On the one hand, both the Australian government, as well as private lenders, are putting in efforts to revitalize the country’s SME sector. On the other, however, it seems that small and medium enterprises in Australia are dealing with a situation that involves debt, being owed money, as well as some degree of poor financial management skills on the part of the businesses’ owners.
The vicious circle of debt
According to the latest data on small business debt, released by one of Australia’s top four banks, companies turning over under $2 million per year are caught up in a toxic spiral of debt, which they both create and maintain. This situation also includes a lot of debt being carried against small Australian companies, which are currently being owed no less than $10.4 billion. An overwhelming proportion, specifically 62 per cent of that debt, is overdue. On average, small Australian businesses are owed $18,624. This sum, which is far from insignificant, is at the very core of a snowball effect, in which small businesses go on to withhold or postpone the payments that they, in turn, owe their partners.

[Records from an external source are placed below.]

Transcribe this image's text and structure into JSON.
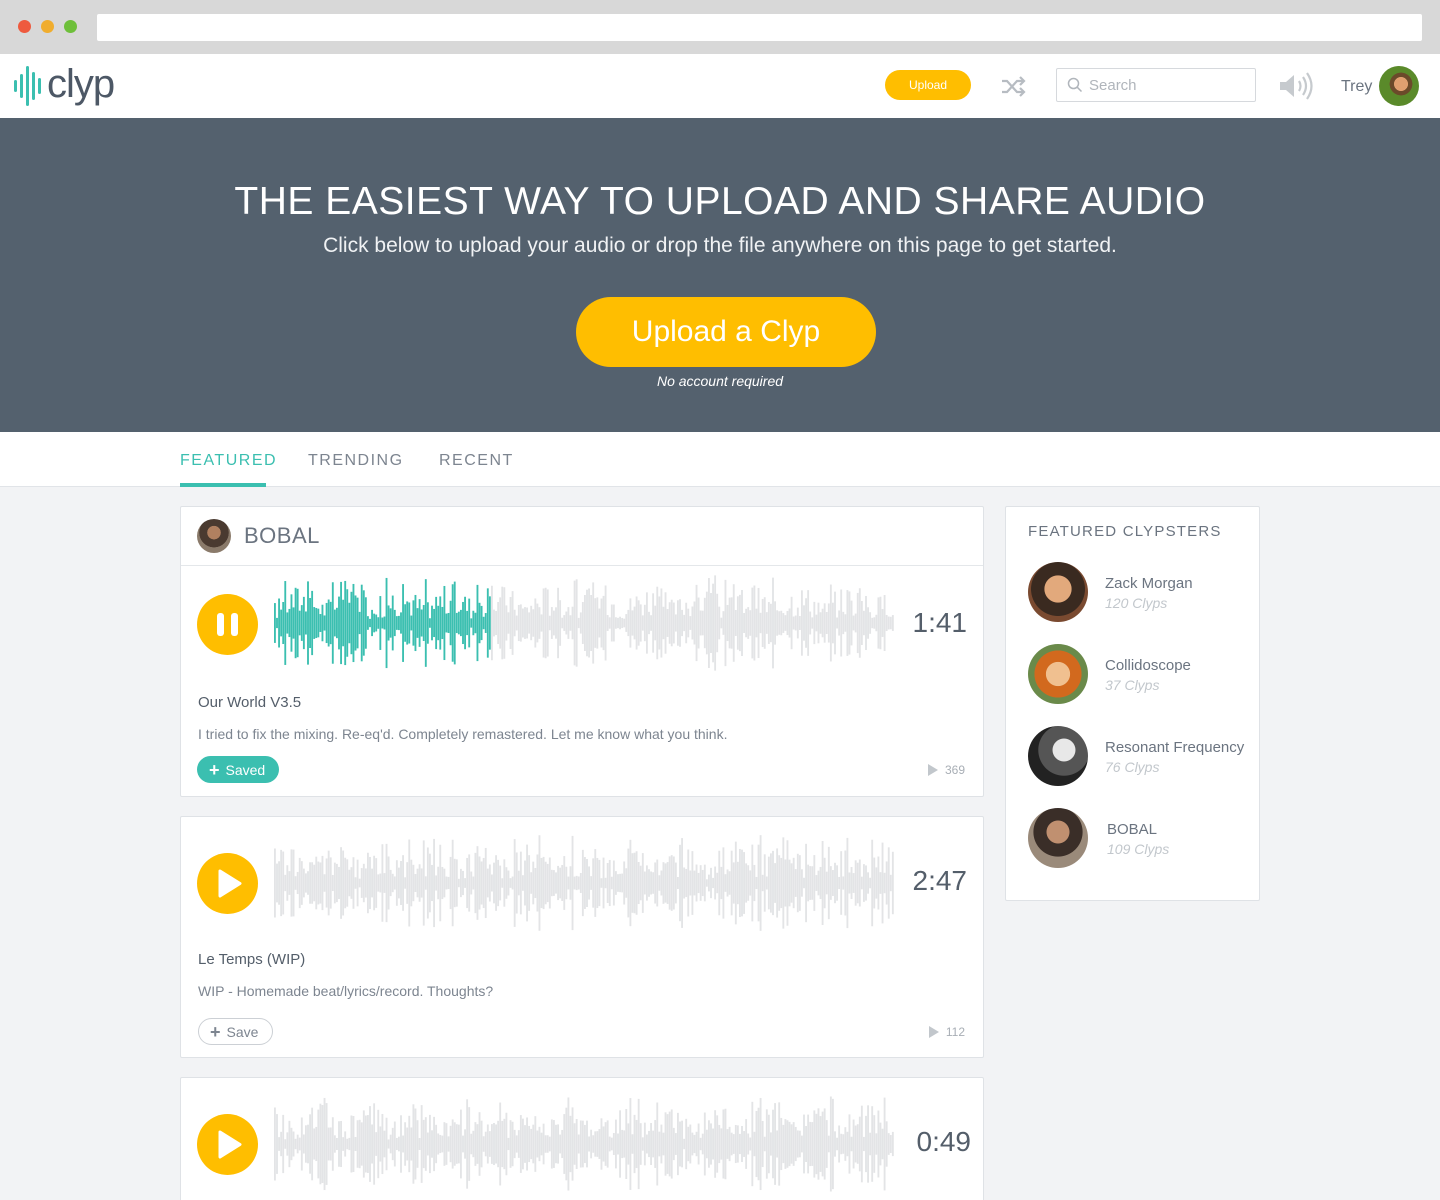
{
  "brand": {
    "name": "clyp",
    "accent": "#3bbfb0",
    "cta": "#ffbe00"
  },
  "header": {
    "upload_label": "Upload",
    "search_placeholder": "Search",
    "user_name": "Trey"
  },
  "hero": {
    "title": "THE EASIEST WAY TO UPLOAD AND SHARE AUDIO",
    "subtitle": "Click below to upload your audio or drop the file anywhere on this page to get started.",
    "cta_label": "Upload a Clyp",
    "note": "No account required"
  },
  "tabs": [
    {
      "label": "FEATURED",
      "active": true
    },
    {
      "label": "TRENDING",
      "active": false
    },
    {
      "label": "RECENT",
      "active": false
    }
  ],
  "clyps": [
    {
      "owner": "BOBAL",
      "playing": true,
      "progress": 0.35,
      "duration": "1:41",
      "title": "Our World V3.5",
      "description": "I tried to fix the mixing. Re-eq'd. Completely remastered. Let me know what you think.",
      "save_label": "Saved",
      "saved": true,
      "plays": "369"
    },
    {
      "playing": false,
      "progress": 0,
      "duration": "2:47",
      "title": "Le Temps (WIP)",
      "description": "WIP - Homemade beat/lyrics/record. Thoughts?",
      "save_label": "Save",
      "saved": false,
      "plays": "112"
    },
    {
      "playing": false,
      "progress": 0,
      "duration": "0:49"
    }
  ],
  "sidebar": {
    "title": "FEATURED CLYPSTERS",
    "clypsters": [
      {
        "name": "Zack Morgan",
        "count": "120 Clyps"
      },
      {
        "name": "Collidoscope",
        "count": "37 Clyps"
      },
      {
        "name": "Resonant Frequency",
        "count": "76 Clyps"
      },
      {
        "name": "BOBAL",
        "count": "109 Clyps"
      }
    ]
  }
}
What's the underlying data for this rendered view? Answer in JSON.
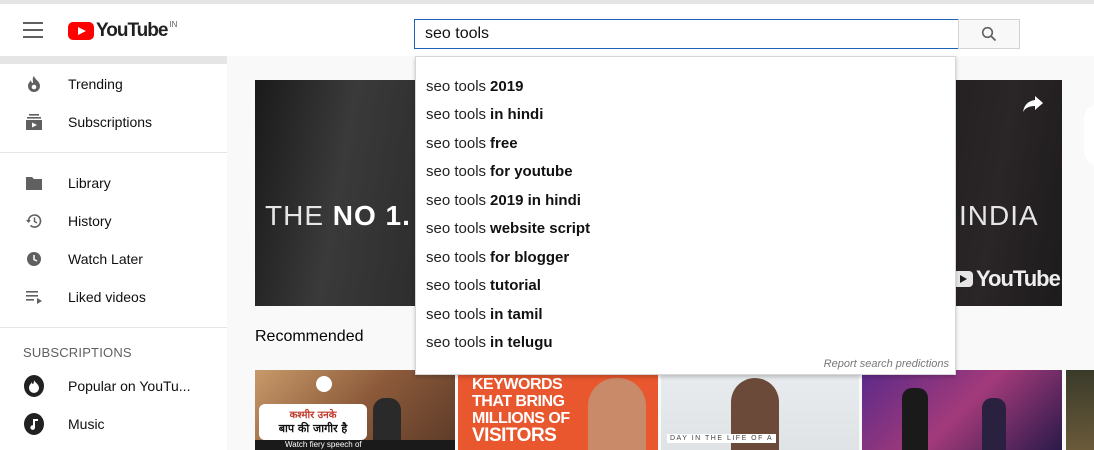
{
  "header": {
    "logo_text": "YouTube",
    "logo_country": "IN",
    "search_value": "seo tools"
  },
  "sidebar": {
    "items": [
      {
        "label": "Trending",
        "icon": "trending-icon"
      },
      {
        "label": "Subscriptions",
        "icon": "subscriptions-icon"
      },
      {
        "label": "Library",
        "icon": "library-icon"
      },
      {
        "label": "History",
        "icon": "history-icon"
      },
      {
        "label": "Watch Later",
        "icon": "watch-later-icon"
      },
      {
        "label": "Liked videos",
        "icon": "liked-videos-icon"
      }
    ],
    "subscriptions_heading": "SUBSCRIPTIONS",
    "subscriptions": [
      {
        "label": "Popular on YouTu..."
      },
      {
        "label": "Music"
      }
    ]
  },
  "suggestions": {
    "prefix": "seo tools",
    "items": [
      {
        "suffix": "2019"
      },
      {
        "suffix": "in hindi"
      },
      {
        "suffix": "free"
      },
      {
        "suffix": "for youtube"
      },
      {
        "suffix": "2019 in hindi"
      },
      {
        "suffix": "website script"
      },
      {
        "suffix": "for blogger"
      },
      {
        "suffix": "tutorial"
      },
      {
        "suffix": "in tamil"
      },
      {
        "suffix": "in telugu"
      }
    ],
    "report_label": "Report search predictions"
  },
  "hero": {
    "title_left_plain": "THE ",
    "title_left_bold": "NO 1.",
    "title_right": "INDIA",
    "logo_text": "YouTube"
  },
  "main": {
    "recommended_title": "Recommended"
  },
  "thumbnails": {
    "t1_line1": "कश्मीर उनके",
    "t1_line2": "बाप की जागीर है",
    "t1_caption": "Watch fiery speech of",
    "t2_text": [
      "KEYWORDS",
      "THAT BRING",
      "MILLIONS OF",
      "VISITORS"
    ],
    "t3_caption": "DAY IN THE LIFE OF A"
  },
  "colors": {
    "brand_red": "#ff0000",
    "search_border": "#1c62b9"
  }
}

The bank which completed the poll analyzed the responses of 761 small business owners, which mostly proved that overdue payments are the norm on the Australian SME business scene. 57 per cent of the respondents agreed that making payments with a certain delay is ‘standard practice’ these days, while another 29 per cent are late with their payments on purpose, in order to avoid a complete lack of liquidities. While this strategy is understandable, a situation such as this one, in which the cash flow of an emerging company is constantly strained and jeopardize, means that said business has little to no prospects for profit.
Also, a business that is constantly indebted or owed money has significantly lower odds at applying for a business loan, which could propel the venture into new realms, or even a bigger league. Since the banking scene is also ‘strapped for cash’ as it were, at the moment, many banks are targeting small businesses with their newest products, in hopes of conquering this particular segment of the market – only recently, one of the country’s Big Four banks announced it would invest $1 billion into small businesses. It’s definitely not the only one trying to get a piece of this pie, but, given current levels of debt, it’s unlikely they will achieve spectacular results any time soon.
Solutions to save up and avoid debt
The spokesperson of the bank behind the poll agreed that proper financial management is the very obvious priority of most small businesses. Many business owners are doing a good job of keeping their finances in check – yet not all of them. Here are some expert tips for SME owners who would like to avoid falling into the trap of ongoing debt: